‘But when we got up close we could see people were restraining him.’
As events unfolded without any official explanation, Mrs O’Sullivan even feared they could be victims of a terror attack.
‘We didn’t know whether he came from a group of terrorists, or anything along those lines,’ she said.
‘We didn’t know if there would be people on the plane who knew he was going to be deported that were on his side and whether they were going to mount a terrorist attack to free this person.’
She said she thought to herself: ‘We’ve just got married – is this the last time we’re going to be together?’
Mr O’Sullivan, 34, a site auditor, added: ‘It was pretty terrifying. I was thinking he’s somehow got explosives on to the plane and he doesn’t want to go through with it. I absolutely feared for my life.’ It was only later during the flight that fellow passengers explained the situation to the couple.
The migrant, believed to be of African origin, shouted and screamed constantly for the first half an hour of the flight and then sporadically thereafter.
Passengers were not allowed to use the lavatory towards the rear of the plane where the deportee was seated in the back row.
Italian police boarded the flight when it landed in Venice before anyone was allowed off and took the migrant away.
After complaining about the incident, easyJet told the couple, who had paid £348.68 for their return flights, that they were not eligible for a refund.
Another passenger on the flight, who was with his wife, their two children, and his brother and sister-in-law and their three children, said his family had to endure the man’s ‘crude and threatening’ language.
Last night easyJet apologised for the ‘distressing’ incident and announced it was reviewing the circumstances with the Home Office.
The company said: ‘We acknowledge that on this occasion the situation onboard could have been distressing for other passengers and apologise for that.

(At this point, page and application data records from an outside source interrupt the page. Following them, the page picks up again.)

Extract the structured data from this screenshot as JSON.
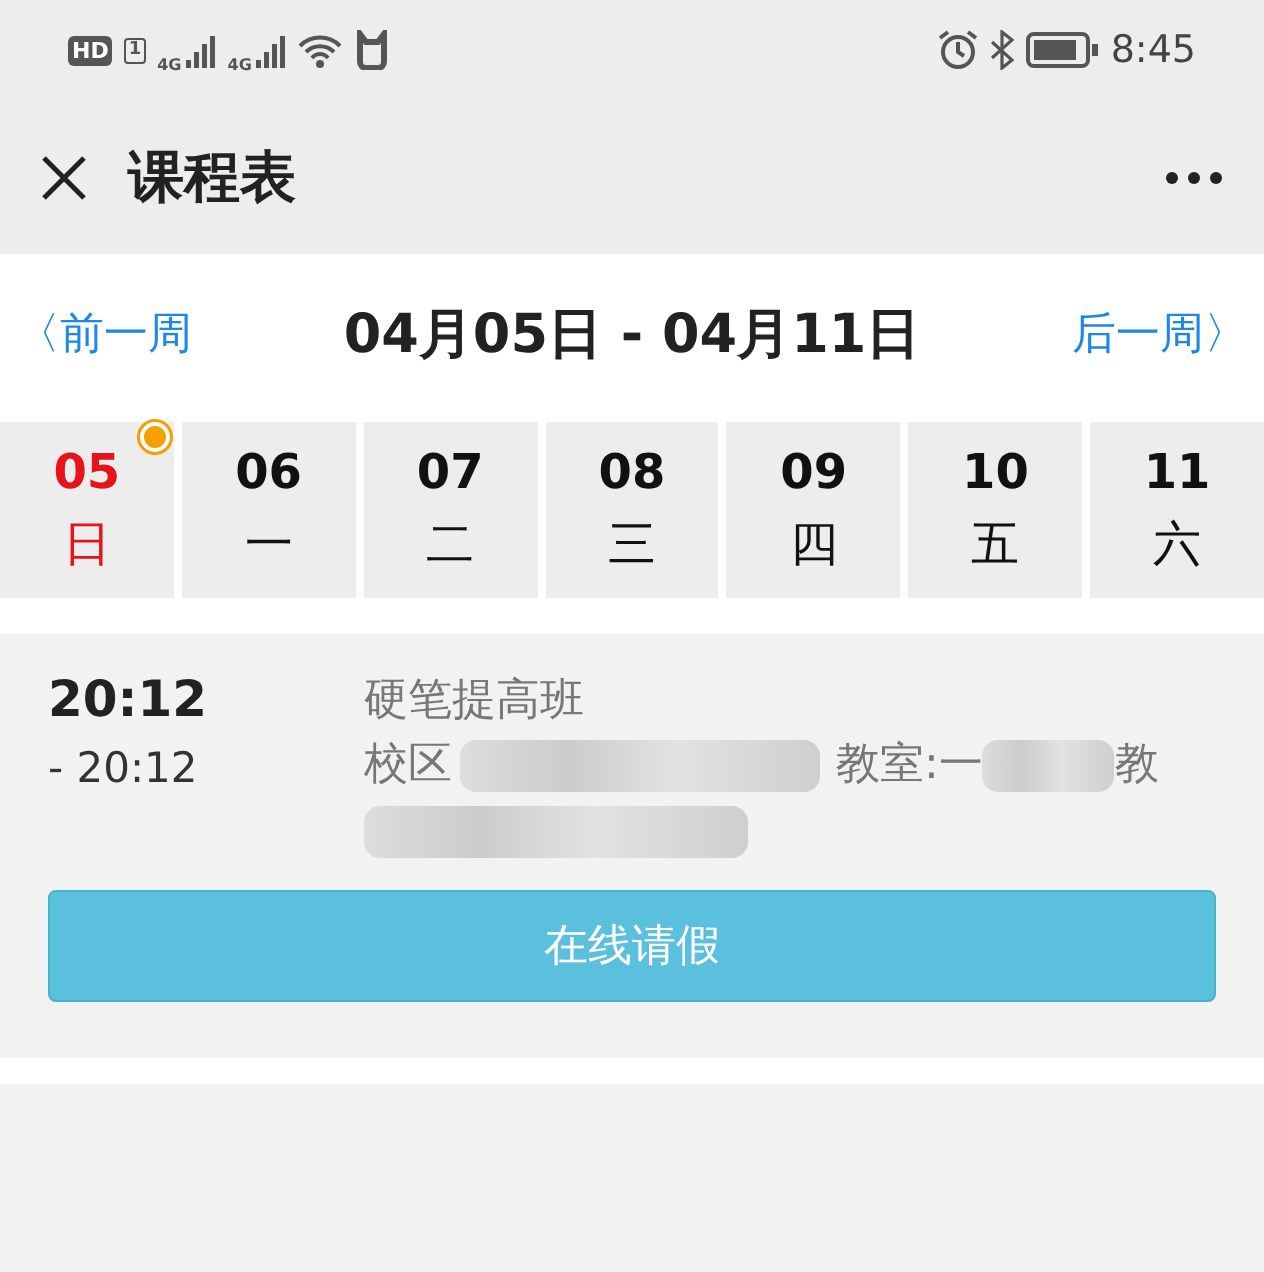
{
  "status_bar": {
    "hd": "HD",
    "sim": "1",
    "network_1": "4G",
    "network_2": "4G",
    "time": "8:45"
  },
  "header": {
    "title": "课程表"
  },
  "week_nav": {
    "prev": "〈前一周",
    "range": "04月05日 - 04月11日",
    "next": "后一周〉"
  },
  "days": [
    {
      "date": "05",
      "weekday": "日",
      "selected": true,
      "has_lesson": true
    },
    {
      "date": "06",
      "weekday": "一",
      "selected": false,
      "has_lesson": false
    },
    {
      "date": "07",
      "weekday": "二",
      "selected": false,
      "has_lesson": false
    },
    {
      "date": "08",
      "weekday": "三",
      "selected": false,
      "has_lesson": false
    },
    {
      "date": "09",
      "weekday": "四",
      "selected": false,
      "has_lesson": false
    },
    {
      "date": "10",
      "weekday": "五",
      "selected": false,
      "has_lesson": false
    },
    {
      "date": "11",
      "weekday": "六",
      "selected": false,
      "has_lesson": false
    }
  ],
  "lessons": [
    {
      "start": "20:12",
      "end": "- 20:12",
      "name": "硬笔提高班",
      "campus_label": "校区",
      "room_label": "教室:一",
      "room_tail": "教",
      "leave_button": "在线请假"
    }
  ]
}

‘However, the safety of the flight was never compromised.
‘We would not have carried the passenger had he displayed threatening behaviour prior to the flight, the captain would have diverted if any threat was made to the safety of the flight or passengers on board, and he was in the care of two officers escorting him on behalf of the Home Office for the duration of the flight.
‘We are reviewing this case with the Home Office to see if lessons can be learned.
‘EasyJet only received three complaints from customers on board this flight.’
Last night Home Office officials refused to reveal details on the individual who was being deported.
A spokesman said: ‘We do not comment on individual cases.’